**Component data from apps and pages:**
.....

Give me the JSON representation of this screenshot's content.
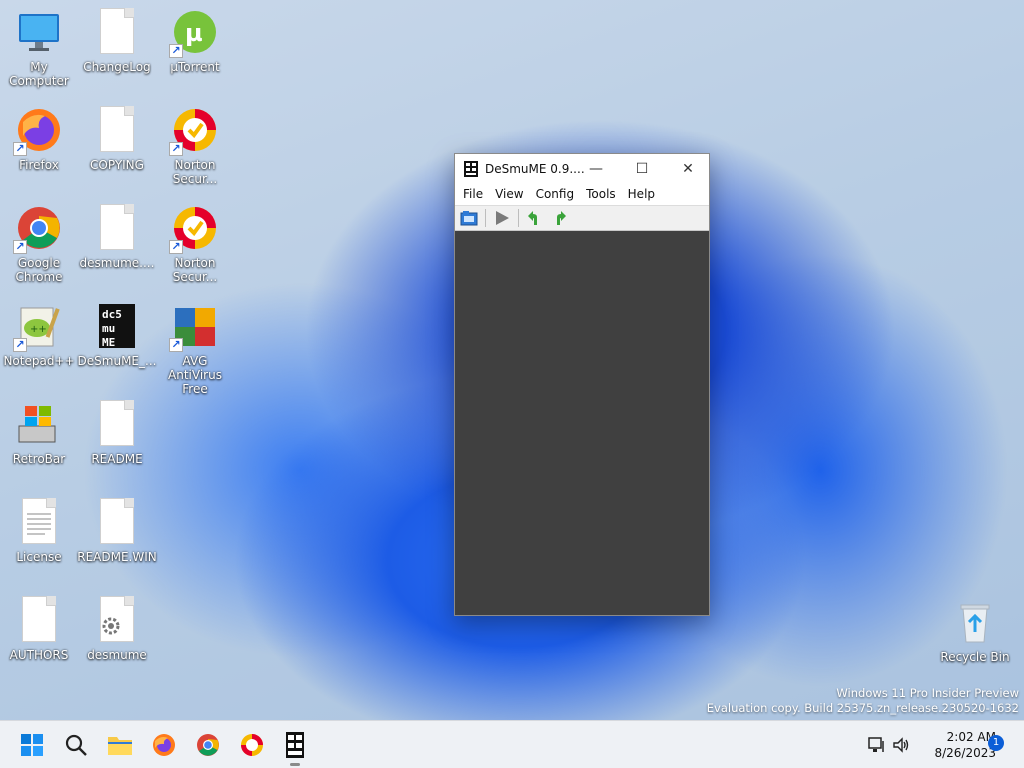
{
  "desktop": {
    "icons": [
      {
        "label": "My Computer",
        "icon": "monitor-icon"
      },
      {
        "label": "ChangeLog",
        "icon": "document-icon"
      },
      {
        "label": "µTorrent",
        "icon": "utorrent-icon"
      },
      {
        "label": "Firefox",
        "icon": "firefox-icon"
      },
      {
        "label": "COPYING",
        "icon": "document-icon"
      },
      {
        "label": "Norton Secur...",
        "icon": "norton-icon"
      },
      {
        "label": "Google Chrome",
        "icon": "chrome-icon"
      },
      {
        "label": "desmume....",
        "icon": "document-icon"
      },
      {
        "label": "Norton Secur...",
        "icon": "norton-icon"
      },
      {
        "label": "Notepad++",
        "icon": "notepad-plus-plus-icon"
      },
      {
        "label": "DeSmuME_...",
        "icon": "desmume-icon"
      },
      {
        "label": "AVG AntiVirus Free",
        "icon": "avg-icon"
      },
      {
        "label": "RetroBar",
        "icon": "retrobar-icon"
      },
      {
        "label": "README",
        "icon": "document-icon"
      },
      {
        "label": "License",
        "icon": "text-document-icon"
      },
      {
        "label": "README.WIN",
        "icon": "document-icon"
      },
      {
        "label": "AUTHORS",
        "icon": "document-icon"
      },
      {
        "label": "desmume",
        "icon": "settings-file-icon"
      },
      {
        "label": "Recycle Bin",
        "icon": "recycle-bin-icon"
      }
    ],
    "watermark": {
      "line1": "Windows 11 Pro Insider Preview",
      "line2": "Evaluation copy. Build 25375.zn_release.230520-1632"
    }
  },
  "window": {
    "title": "DeSmuME 0.9....",
    "controls": {
      "minimize": "—",
      "maximize": "☐",
      "close": "✕"
    },
    "menu": [
      "File",
      "View",
      "Config",
      "Tools",
      "Help"
    ],
    "toolbar": [
      "open-rom-icon",
      "play-icon",
      "rotate-left-icon",
      "rotate-right-icon"
    ]
  },
  "taskbar": {
    "pinned": [
      "start-icon",
      "search-icon",
      "file-explorer-icon",
      "firefox-icon",
      "chrome-icon",
      "norton-icon",
      "desmume-icon"
    ],
    "clock": {
      "time": "2:02 AM",
      "date": "8/26/2023"
    },
    "notification_count": "1"
  }
}
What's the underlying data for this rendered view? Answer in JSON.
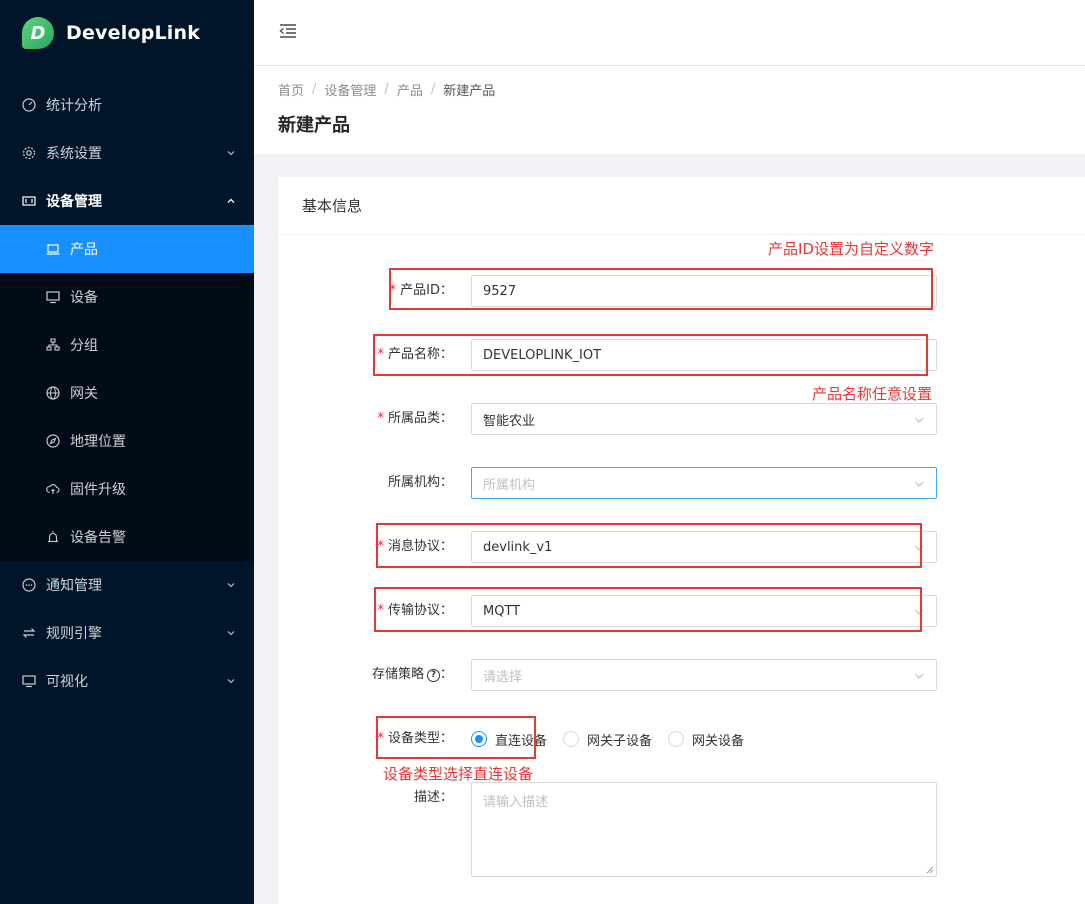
{
  "app": {
    "name": "DevelopLink",
    "logo_letter": "D"
  },
  "sidebar": {
    "items": [
      {
        "label": "统计分析",
        "icon": "dashboard-icon",
        "has_arrow": false
      },
      {
        "label": "系统设置",
        "icon": "gear-icon",
        "has_arrow": true
      },
      {
        "label": "设备管理",
        "icon": "device-manage-icon",
        "has_arrow": true,
        "open": true
      },
      {
        "label": "通知管理",
        "icon": "message-icon",
        "has_arrow": true
      },
      {
        "label": "规则引擎",
        "icon": "swap-icon",
        "has_arrow": true
      },
      {
        "label": "可视化",
        "icon": "monitor-icon",
        "has_arrow": true
      }
    ],
    "sub_items": [
      {
        "label": "产品",
        "icon": "laptop-icon",
        "active": true
      },
      {
        "label": "设备",
        "icon": "desktop-icon"
      },
      {
        "label": "分组",
        "icon": "cluster-icon"
      },
      {
        "label": "网关",
        "icon": "globe-icon"
      },
      {
        "label": "地理位置",
        "icon": "compass-icon"
      },
      {
        "label": "固件升级",
        "icon": "cloud-upload-icon"
      },
      {
        "label": "设备告警",
        "icon": "alarm-icon"
      }
    ]
  },
  "breadcrumb": [
    "首页",
    "设备管理",
    "产品",
    "新建产品"
  ],
  "page": {
    "title": "新建产品",
    "card_title": "基本信息"
  },
  "form": {
    "product_id": {
      "label": "产品ID",
      "value": "9527",
      "required": true
    },
    "product_name": {
      "label": "产品名称",
      "value": "DEVELOPLINK_IOT",
      "required": true
    },
    "category": {
      "label": "所属品类",
      "value": "智能农业",
      "required": true
    },
    "org": {
      "label": "所属机构",
      "placeholder": "所属机构",
      "required": false
    },
    "message_protocol": {
      "label": "消息协议",
      "value": "devlink_v1",
      "required": true
    },
    "transport_protocol": {
      "label": "传输协议",
      "value": "MQTT",
      "required": true
    },
    "storage": {
      "label": "存储策略",
      "placeholder": "请选择",
      "required": false
    },
    "device_type": {
      "label": "设备类型",
      "required": true,
      "options": [
        "直连设备",
        "网关子设备",
        "网关设备"
      ],
      "selected": "直连设备"
    },
    "description": {
      "label": "描述",
      "placeholder": "请输入描述"
    }
  },
  "annotations": {
    "product_id_note": "产品ID设置为自定义数字",
    "product_name_note": "产品名称任意设置",
    "device_type_note": "设备类型选择直连设备"
  },
  "colors": {
    "sidebar_bg": "#001529",
    "accent": "#1890ff",
    "annotation": "#e53935"
  }
}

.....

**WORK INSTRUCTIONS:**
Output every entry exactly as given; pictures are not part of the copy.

**RESULT OF THIS EXERCISE:**
Give me the JSON representation of this screenshot's content.
{
  "desktop": {
    "icons": [
      {
        "label": "My Computer",
        "icon": "monitor-icon"
      },
      {
        "label": "ChangeLog",
        "icon": "document-icon"
      },
      {
        "label": "µTorrent",
        "icon": "utorrent-icon"
      },
      {
        "label": "Firefox",
        "icon": "firefox-icon"
      },
      {
        "label": "COPYING",
        "icon": "document-icon"
      },
      {
        "label": "Norton Secur...",
        "icon": "norton-icon"
      },
      {
        "label": "Google Chrome",
        "icon": "chrome-icon"
      },
      {
        "label": "desmume....",
        "icon": "document-icon"
      },
      {
        "label": "Norton Secur...",
        "icon": "norton-icon"
      },
      {
        "label": "Notepad++",
        "icon": "notepad-plus-plus-icon"
      },
      {
        "label": "DeSmuME_...",
        "icon": "desmume-icon"
      },
      {
        "label": "AVG AntiVirus Free",
        "icon": "avg-icon"
      },
      {
        "label": "RetroBar",
        "icon": "retrobar-icon"
      },
      {
        "label": "README",
        "icon": "document-icon"
      },
      {
        "label": "License",
        "icon": "text-document-icon"
      },
      {
        "label": "README.WIN",
        "icon": "document-icon"
      },
      {
        "label": "AUTHORS",
        "icon": "document-icon"
      },
      {
        "label": "desmume",
        "icon": "settings-file-icon"
      },
      {
        "label": "Recycle Bin",
        "icon": "recycle-bin-icon"
      }
    ],
    "watermark": {
      "line1": "Windows 11 Pro Insider Preview",
      "line2": "Evaluation copy. Build 25375.zn_release.230520-1632"
    }
  },
  "window": {
    "title": "DeSmuME 0.9....",
    "controls": {
      "minimize": "—",
      "maximize": "☐",
      "close": "✕"
    },
    "menu": [
      "File",
      "View",
      "Config",
      "Tools",
      "Help"
    ],
    "toolbar": [
      "open-rom-icon",
      "play-icon",
      "rotate-left-icon",
      "rotate-right-icon"
    ]
  },
  "taskbar": {
    "pinned": [
      "start-icon",
      "search-icon",
      "file-explorer-icon",
      "firefox-icon",
      "chrome-icon",
      "norton-icon",
      "desmume-icon"
    ],
    "clock": {
      "time": "2:02 AM",
      "date": "8/26/2023"
    },
    "notification_count": "1"
  }
}
What's the underlying data for this rendered view? Answer in JSON.
{
  "app": {
    "name": "DevelopLink",
    "logo_letter": "D"
  },
  "sidebar": {
    "items": [
      {
        "label": "统计分析",
        "icon": "dashboard-icon",
        "has_arrow": false
      },
      {
        "label": "系统设置",
        "icon": "gear-icon",
        "has_arrow": true
      },
      {
        "label": "设备管理",
        "icon": "device-manage-icon",
        "has_arrow": true,
        "open": true
      },
      {
        "label": "通知管理",
        "icon": "message-icon",
        "has_arrow": true
      },
      {
        "label": "规则引擎",
        "icon": "swap-icon",
        "has_arrow": true
      },
      {
        "label": "可视化",
        "icon": "monitor-icon",
        "has_arrow": true
      }
    ],
    "sub_items": [
      {
        "label": "产品",
        "icon": "laptop-icon",
        "active": true
      },
      {
        "label": "设备",
        "icon": "desktop-icon"
      },
      {
        "label": "分组",
        "icon": "cluster-icon"
      },
      {
        "label": "网关",
        "icon": "globe-icon"
      },
      {
        "label": "地理位置",
        "icon": "compass-icon"
      },
      {
        "label": "固件升级",
        "icon": "cloud-upload-icon"
      },
      {
        "label": "设备告警",
        "icon": "alarm-icon"
      }
    ]
  },
  "breadcrumb": [
    "首页",
    "设备管理",
    "产品",
    "新建产品"
  ],
  "page": {
    "title": "新建产品",
    "card_title": "基本信息"
  },
  "form": {
    "product_id": {
      "label": "产品ID",
      "value": "9527",
      "required": true
    },
    "product_name": {
      "label": "产品名称",
      "value": "DEVELOPLINK_IOT",
      "required": true
    },
    "category": {
      "label": "所属品类",
      "value": "智能农业",
      "required": true
    },
    "org": {
      "label": "所属机构",
      "placeholder": "所属机构",
      "required": false
    },
    "message_protocol": {
      "label": "消息协议",
      "value": "devlink_v1",
      "required": true
    },
    "transport_protocol": {
      "label": "传输协议",
      "value": "MQTT",
      "required": true
    },
    "storage": {
      "label": "存储策略",
      "placeholder": "请选择",
      "required": false
    },
    "device_type": {
      "label": "设备类型",
      "required": true,
      "options": [
        "直连设备",
        "网关子设备",
        "网关设备"
      ],
      "selected": "直连设备"
    },
    "description": {
      "label": "描述",
      "placeholder": "请输入描述"
    }
  },
  "annotations": {
    "product_id_note": "产品ID设置为自定义数字",
    "product_name_note": "产品名称任意设置",
    "device_type_note": "设备类型选择直连设备"
  },
  "colors": {
    "sidebar_bg": "#001529",
    "accent": "#1890ff",
    "annotation": "#e53935"
  }
}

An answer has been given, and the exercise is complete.